When I use the term pulsing to describe the way in which bees sometimes communicate, I use it lightly. What we’re really talking about is a wiggle of the bum which has perplexed scientists for many years. But in the 1950s, they finally discovered the reason for this type of bee ‘pulsating.’
Honey bees perform what is known as a waggle dance and while it might sound adorable, it’s actually an incredibly important form of communication that bees use to tell other bees where the food is at!
Honeybee colonies can get extremely large in number with sometimes thousands of individuals inside a single hive. Each of the bees within the colony has its own job and many of them are responsible for foraging to feed the entire hive. They do this by gathering nectar from flowers but no bee could do this single-handedly.
Communication is key in letting other bees know where there is a viable food source. When one bee performs its waggle dance, this tells the others that there is food and they’ll all head to the same area.
Bees perform this waggle dance inside the hive which is the first thing that tells us just how intelligent they are. They’ll position themselves vertically on the comb and perform the dance moving in a figure of eight. This translates to other bees as a straight line which directly points to the source of food. Even more astonishing is that the bee will adjust its angle and this tells the other bees the distance of the food source in comparison to the hive; I told you they were smart!
There is a common consensus that bees use their waggle dance as a way of communicating but research at Nottingham Trent University has shown that this may not be the case. In fact, their research suggested that the number of times a bee was performing its wiggles and bumps was far too many to be telling other bees where food can be found.
Instead, the new belief is that bees might be using this dance when they are surprised. But they aren’t saying that the original waggle dance theory was incorrect; they’re telling us that new findings suggest variations on it which need to be interpreted differently…let me explain.
When bees perform their regular waggle dance, they do so by moving the backs of their bodies. But in these new observations within the hive at night, researchers noticed the bees also making micro vibrations with their wings which resembles a pulse.
How often the bees were doing this clearly shows that they weren’t using it as part of their foraging communication. Moreover, there’s no need to show others where food is when they’re in the hive, the dances typically take place in the daytime when the bees are out and about.
But when there was a knock on the side of the hive or the bees bumped into one another within the hive, this is when the wing pulsating happened. It’s pretty cute to consider the notion that this is a bee’s reaction when you make it jump.
But there’s more to it than that. These wing pulsations serve as a way of telling other members of the hive that there may be danger and that they need to flee the hive. Of course, every time a bee bumps into another one and pulses its wing, your entire colony isn’t going to fly away; bees are much more intelligent than to react at the smallest pulse.

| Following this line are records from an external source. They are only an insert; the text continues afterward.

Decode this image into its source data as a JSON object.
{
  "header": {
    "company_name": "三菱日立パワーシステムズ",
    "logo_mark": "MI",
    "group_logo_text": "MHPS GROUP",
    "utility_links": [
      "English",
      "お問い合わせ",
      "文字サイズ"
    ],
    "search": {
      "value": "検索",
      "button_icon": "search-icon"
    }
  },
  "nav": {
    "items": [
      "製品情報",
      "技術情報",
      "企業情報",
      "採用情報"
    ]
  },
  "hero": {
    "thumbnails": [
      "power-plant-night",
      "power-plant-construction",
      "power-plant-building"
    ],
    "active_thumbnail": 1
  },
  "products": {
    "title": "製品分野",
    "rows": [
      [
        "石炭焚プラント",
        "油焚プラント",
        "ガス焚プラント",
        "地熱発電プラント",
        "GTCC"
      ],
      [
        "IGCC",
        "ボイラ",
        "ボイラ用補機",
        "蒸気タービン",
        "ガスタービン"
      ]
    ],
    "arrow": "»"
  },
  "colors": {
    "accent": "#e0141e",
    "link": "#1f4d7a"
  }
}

Bees have long mystified humans with their strange behavior but when you look closely and pay attention, it’s not difficult to see why they do the things they do.
You’ll often see bees pulsating at the abdomen and this can look quite alarming. Many people think that something is wrong with the bee but in actual fact, it’s just breathing. Since bees do not have lungs, they breathe in a very different manner to humans, contracting their flight muscles in order to open and close valves that allow air to flow through their bodies.
Moreover, bees use various forms of pulsating to communicate with other members of the hive. This may be to tell them where food is located but can also be done to signal distress or alarm. So, if you have ever asked yourself why bees pulsate, now you know!